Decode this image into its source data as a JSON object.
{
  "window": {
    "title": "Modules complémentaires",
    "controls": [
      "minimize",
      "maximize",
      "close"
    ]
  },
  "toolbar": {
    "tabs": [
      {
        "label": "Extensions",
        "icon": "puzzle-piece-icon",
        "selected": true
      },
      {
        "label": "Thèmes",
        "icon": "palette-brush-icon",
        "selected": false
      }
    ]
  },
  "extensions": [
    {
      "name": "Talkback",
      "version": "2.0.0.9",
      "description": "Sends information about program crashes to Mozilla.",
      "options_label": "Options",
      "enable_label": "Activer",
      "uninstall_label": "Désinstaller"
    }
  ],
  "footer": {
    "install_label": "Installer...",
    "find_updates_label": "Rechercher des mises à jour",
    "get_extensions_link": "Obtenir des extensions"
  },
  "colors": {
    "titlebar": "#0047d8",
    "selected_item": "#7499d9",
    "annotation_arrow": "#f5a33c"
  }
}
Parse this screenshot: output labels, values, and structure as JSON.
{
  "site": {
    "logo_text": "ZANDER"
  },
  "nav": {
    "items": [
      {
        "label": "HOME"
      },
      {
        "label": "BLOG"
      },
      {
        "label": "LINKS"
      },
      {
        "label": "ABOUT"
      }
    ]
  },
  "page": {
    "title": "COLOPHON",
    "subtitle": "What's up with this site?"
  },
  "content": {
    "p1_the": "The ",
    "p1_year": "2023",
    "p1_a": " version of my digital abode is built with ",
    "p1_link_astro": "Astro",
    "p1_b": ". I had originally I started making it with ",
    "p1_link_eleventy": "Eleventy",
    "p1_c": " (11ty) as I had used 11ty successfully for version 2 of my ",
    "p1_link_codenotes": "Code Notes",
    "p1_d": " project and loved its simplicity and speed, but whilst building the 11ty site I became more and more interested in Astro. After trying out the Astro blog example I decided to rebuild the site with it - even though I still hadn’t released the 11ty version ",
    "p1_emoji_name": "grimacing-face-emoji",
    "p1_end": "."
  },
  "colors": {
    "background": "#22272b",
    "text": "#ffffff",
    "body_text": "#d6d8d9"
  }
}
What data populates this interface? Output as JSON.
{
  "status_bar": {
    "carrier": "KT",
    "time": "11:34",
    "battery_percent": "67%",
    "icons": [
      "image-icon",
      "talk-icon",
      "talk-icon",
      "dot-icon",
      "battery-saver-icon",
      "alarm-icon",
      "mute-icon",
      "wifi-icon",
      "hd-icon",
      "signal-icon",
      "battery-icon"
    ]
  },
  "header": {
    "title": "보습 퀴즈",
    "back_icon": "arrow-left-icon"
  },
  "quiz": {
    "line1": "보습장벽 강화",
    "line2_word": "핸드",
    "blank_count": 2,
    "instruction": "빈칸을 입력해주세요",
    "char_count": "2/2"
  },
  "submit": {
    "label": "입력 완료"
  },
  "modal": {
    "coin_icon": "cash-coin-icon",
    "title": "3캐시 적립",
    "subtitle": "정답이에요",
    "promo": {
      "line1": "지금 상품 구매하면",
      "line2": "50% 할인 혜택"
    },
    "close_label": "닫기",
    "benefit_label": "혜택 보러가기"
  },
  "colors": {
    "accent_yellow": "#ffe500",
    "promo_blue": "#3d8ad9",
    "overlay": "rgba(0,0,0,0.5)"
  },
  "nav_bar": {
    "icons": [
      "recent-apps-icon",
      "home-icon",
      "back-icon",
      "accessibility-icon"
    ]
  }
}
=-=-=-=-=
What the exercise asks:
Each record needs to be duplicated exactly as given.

Solution for this problem:
Decode this image into its source data as a JSON object.
{
  "window": {
    "title": "Modules complémentaires",
    "controls": [
      "minimize",
      "maximize",
      "close"
    ]
  },
  "toolbar": {
    "tabs": [
      {
        "label": "Extensions",
        "icon": "puzzle-piece-icon",
        "selected": true
      },
      {
        "label": "Thèmes",
        "icon": "palette-brush-icon",
        "selected": false
      }
    ]
  },
  "extensions": [
    {
      "name": "Talkback",
      "version": "2.0.0.9",
      "description": "Sends information about program crashes to Mozilla.",
      "options_label": "Options",
      "enable_label": "Activer",
      "uninstall_label": "Désinstaller"
    }
  ],
  "footer": {
    "install_label": "Installer...",
    "find_updates_label": "Rechercher des mises à jour",
    "get_extensions_link": "Obtenir des extensions"
  },
  "colors": {
    "titlebar": "#0047d8",
    "selected_item": "#7499d9",
    "annotation_arrow": "#f5a33c"
  }
}
Parse this screenshot: output labels, values, and structure as JSON.
{
  "site": {
    "logo_text": "ZANDER"
  },
  "nav": {
    "items": [
      {
        "label": "HOME"
      },
      {
        "label": "BLOG"
      },
      {
        "label": "LINKS"
      },
      {
        "label": "ABOUT"
      }
    ]
  },
  "page": {
    "title": "COLOPHON",
    "subtitle": "What's up with this site?"
  },
  "content": {
    "p1_the": "The ",
    "p1_year": "2023",
    "p1_a": " version of my digital abode is built with ",
    "p1_link_astro": "Astro",
    "p1_b": ". I had originally I started making it with ",
    "p1_link_eleventy": "Eleventy",
    "p1_c": " (11ty) as I had used 11ty successfully for version 2 of my ",
    "p1_link_codenotes": "Code Notes",
    "p1_d": " project and loved its simplicity and speed, but whilst building the 11ty site I became more and more interested in Astro. After trying out the Astro blog example I decided to rebuild the site with it - even though I still hadn’t released the 11ty version ",
    "p1_emoji_name": "grimacing-face-emoji",
    "p1_end": "."
  },
  "colors": {
    "background": "#22272b",
    "text": "#ffffff",
    "body_text": "#d6d8d9"
  }
}
What data populates this interface? Output as JSON.
{
  "status_bar": {
    "carrier": "KT",
    "time": "11:34",
    "battery_percent": "67%",
    "icons": [
      "image-icon",
      "talk-icon",
      "talk-icon",
      "dot-icon",
      "battery-saver-icon",
      "alarm-icon",
      "mute-icon",
      "wifi-icon",
      "hd-icon",
      "signal-icon",
      "battery-icon"
    ]
  },
  "header": {
    "title": "보습 퀴즈",
    "back_icon": "arrow-left-icon"
  },
  "quiz": {
    "line1": "보습장벽 강화",
    "line2_word": "핸드",
    "blank_count": 2,
    "instruction": "빈칸을 입력해주세요",
    "char_count": "2/2"
  },
  "submit": {
    "label": "입력 완료"
  },
  "modal": {
    "coin_icon": "cash-coin-icon",
    "title": "3캐시 적립",
    "subtitle": "정답이에요",
    "promo": {
      "line1": "지금 상품 구매하면",
      "line2": "50% 할인 혜택"
    },
    "close_label": "닫기",
    "benefit_label": "혜택 보러가기"
  },
  "colors": {
    "accent_yellow": "#ffe500",
    "promo_blue": "#3d8ad9",
    "overlay": "rgba(0,0,0,0.5)"
  },
  "nav_bar": {
    "icons": [
      "recent-apps-icon",
      "home-icon",
      "back-icon",
      "accessibility-icon"
    ]
  }
}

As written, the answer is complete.